You will not find a critic using such frank language in a review – but you do find pieces where critics, sometimes, resort to casual blogger-lingo. Here’s Tim Robey, in The Telegraph, bringing the hatchet down on Federico Fellini in spectacular style: “Boobs. We all know Fellini was a fan. And there’s nothing wrong with boobs. They’re easy things to appreciate. Still, watching Amarcord... it’s easy to get distracted by all the whopping great mammaries, and indeed becomes oddly difficult to focus on anything else.” Elsewhere, whatculture.com yawns widely at one of Andrei Tarkovsky’s classics: “Solaris is the name of a planet whose body of water is presumed to be a thinking entity. And this body of water is a heck of a lot smarter than you, so good luck trying to understand the movie about it.”

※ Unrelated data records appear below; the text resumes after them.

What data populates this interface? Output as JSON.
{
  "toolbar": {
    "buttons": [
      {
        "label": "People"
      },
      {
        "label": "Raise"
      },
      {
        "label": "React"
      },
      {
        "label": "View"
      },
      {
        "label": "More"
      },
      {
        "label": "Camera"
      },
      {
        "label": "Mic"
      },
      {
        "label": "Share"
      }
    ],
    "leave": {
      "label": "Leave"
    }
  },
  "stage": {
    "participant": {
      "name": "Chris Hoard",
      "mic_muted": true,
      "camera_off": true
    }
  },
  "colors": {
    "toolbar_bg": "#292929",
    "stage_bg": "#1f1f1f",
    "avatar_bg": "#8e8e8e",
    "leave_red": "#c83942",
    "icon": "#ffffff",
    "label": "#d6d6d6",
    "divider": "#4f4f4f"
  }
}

Here’s the same web site on Jean-Luc Godard’s Breathless: “The problem is that while Godard’s handheld work is immersive, the seemingly random use of jump-cutting pulls us out of the picture rather than pull us in... Still, critics at the time – particularly French ones – were so taken with the film’s rejection of contemporary Hollywood that they jumped on it like a tiger on a T-bone steak...” As for Godard’s Nouvelle Vague colleague François Truffaut, Tim Lott wrote in The Guardian, “Jeanne Moreau is beautiful. That alone does not make [Jules et Jim] one of the greatest films of all time – or even of 1962. Had Jules, Jim and Catherine been born a few generations later, they could have sustained 10 minutes of interest on the Jerry Springer show. Or at least five.”
Lott has a grand time taking the piss out of canonical works, and his tone suggests this critic has had it with films he was meant to like but left him “cold, bored and searching desperately for the eject button.” A little below the Jules et Jim diss, he makes the Race 3 reviews sound profoundly empathetic. Other films he considers overpraised include “Kieslowski’s Three Colours Red (nothing happens), Tarkovsky’s Solaris (nothing happens in space) and Von Stroheim’s Greed (nothing happens in the desert for 10 hours).” I laughed. Why is it always more fun to see someone venting about a film than praising it? I think it’s because these films have been pedestal-ised (and justly) for so long that they could use some contrarian opinion. Even if you don’t buy it.
Baradwaj Rangan is Editor, Film Companion (South).
Updated Date: Jun 18, 2018 18:29 PM